▶ Excerpts from an interface dataset:
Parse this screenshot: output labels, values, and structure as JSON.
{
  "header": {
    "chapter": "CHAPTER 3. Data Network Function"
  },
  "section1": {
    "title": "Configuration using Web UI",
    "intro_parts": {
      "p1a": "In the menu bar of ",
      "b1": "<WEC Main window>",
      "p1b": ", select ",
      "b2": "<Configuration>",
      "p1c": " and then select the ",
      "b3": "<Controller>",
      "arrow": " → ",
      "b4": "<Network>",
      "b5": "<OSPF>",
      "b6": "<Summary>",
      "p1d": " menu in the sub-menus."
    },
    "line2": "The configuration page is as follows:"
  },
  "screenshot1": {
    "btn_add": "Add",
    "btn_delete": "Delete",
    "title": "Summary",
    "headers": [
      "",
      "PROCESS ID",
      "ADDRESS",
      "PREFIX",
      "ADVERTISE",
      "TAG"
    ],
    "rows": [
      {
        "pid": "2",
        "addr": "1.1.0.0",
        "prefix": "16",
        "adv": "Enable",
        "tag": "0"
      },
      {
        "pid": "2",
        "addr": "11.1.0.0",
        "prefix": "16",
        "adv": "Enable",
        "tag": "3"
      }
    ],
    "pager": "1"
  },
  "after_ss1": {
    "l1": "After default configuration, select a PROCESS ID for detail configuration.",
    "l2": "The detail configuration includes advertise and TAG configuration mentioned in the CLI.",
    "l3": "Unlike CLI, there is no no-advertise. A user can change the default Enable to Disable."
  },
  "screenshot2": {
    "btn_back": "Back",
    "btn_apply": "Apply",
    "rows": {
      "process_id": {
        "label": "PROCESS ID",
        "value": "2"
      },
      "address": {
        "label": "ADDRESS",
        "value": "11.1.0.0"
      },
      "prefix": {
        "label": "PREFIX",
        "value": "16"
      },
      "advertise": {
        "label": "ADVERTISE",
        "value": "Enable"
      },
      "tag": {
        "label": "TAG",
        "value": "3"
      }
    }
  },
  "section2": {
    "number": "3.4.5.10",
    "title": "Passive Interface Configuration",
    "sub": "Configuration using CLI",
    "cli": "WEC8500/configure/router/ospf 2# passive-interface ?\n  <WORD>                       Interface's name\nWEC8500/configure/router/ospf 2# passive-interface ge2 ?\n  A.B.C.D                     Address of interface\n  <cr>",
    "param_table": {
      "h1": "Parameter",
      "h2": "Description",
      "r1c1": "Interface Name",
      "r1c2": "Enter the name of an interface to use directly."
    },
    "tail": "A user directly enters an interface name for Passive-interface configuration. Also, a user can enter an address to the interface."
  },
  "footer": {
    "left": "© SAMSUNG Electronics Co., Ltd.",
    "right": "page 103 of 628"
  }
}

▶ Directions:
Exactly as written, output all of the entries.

▶ Completed task:
Parse this screenshot: output labels, values, and structure as JSON.
{
  "header": {
    "chapter": "CHAPTER 3. Data Network Function"
  },
  "section1": {
    "title": "Configuration using Web UI",
    "intro_parts": {
      "p1a": "In the menu bar of ",
      "b1": "<WEC Main window>",
      "p1b": ", select ",
      "b2": "<Configuration>",
      "p1c": " and then select the ",
      "b3": "<Controller>",
      "arrow": " → ",
      "b4": "<Network>",
      "b5": "<OSPF>",
      "b6": "<Summary>",
      "p1d": " menu in the sub-menus."
    },
    "line2": "The configuration page is as follows:"
  },
  "screenshot1": {
    "btn_add": "Add",
    "btn_delete": "Delete",
    "title": "Summary",
    "headers": [
      "",
      "PROCESS ID",
      "ADDRESS",
      "PREFIX",
      "ADVERTISE",
      "TAG"
    ],
    "rows": [
      {
        "pid": "2",
        "addr": "1.1.0.0",
        "prefix": "16",
        "adv": "Enable",
        "tag": "0"
      },
      {
        "pid": "2",
        "addr": "11.1.0.0",
        "prefix": "16",
        "adv": "Enable",
        "tag": "3"
      }
    ],
    "pager": "1"
  },
  "after_ss1": {
    "l1": "After default configuration, select a PROCESS ID for detail configuration.",
    "l2": "The detail configuration includes advertise and TAG configuration mentioned in the CLI.",
    "l3": "Unlike CLI, there is no no-advertise. A user can change the default Enable to Disable."
  },
  "screenshot2": {
    "btn_back": "Back",
    "btn_apply": "Apply",
    "rows": {
      "process_id": {
        "label": "PROCESS ID",
        "value": "2"
      },
      "address": {
        "label": "ADDRESS",
        "value": "11.1.0.0"
      },
      "prefix": {
        "label": "PREFIX",
        "value": "16"
      },
      "advertise": {
        "label": "ADVERTISE",
        "value": "Enable"
      },
      "tag": {
        "label": "TAG",
        "value": "3"
      }
    }
  },
  "section2": {
    "number": "3.4.5.10",
    "title": "Passive Interface Configuration",
    "sub": "Configuration using CLI",
    "cli": "WEC8500/configure/router/ospf 2# passive-interface ?\n  <WORD>                       Interface's name\nWEC8500/configure/router/ospf 2# passive-interface ge2 ?\n  A.B.C.D                     Address of interface\n  <cr>",
    "param_table": {
      "h1": "Parameter",
      "h2": "Description",
      "r1c1": "Interface Name",
      "r1c2": "Enter the name of an interface to use directly."
    },
    "tail": "A user directly enters an interface name for Passive-interface configuration. Also, a user can enter an address to the interface."
  },
  "footer": {
    "left": "© SAMSUNG Electronics Co., Ltd.",
    "right": "page 103 of 628"
  }
}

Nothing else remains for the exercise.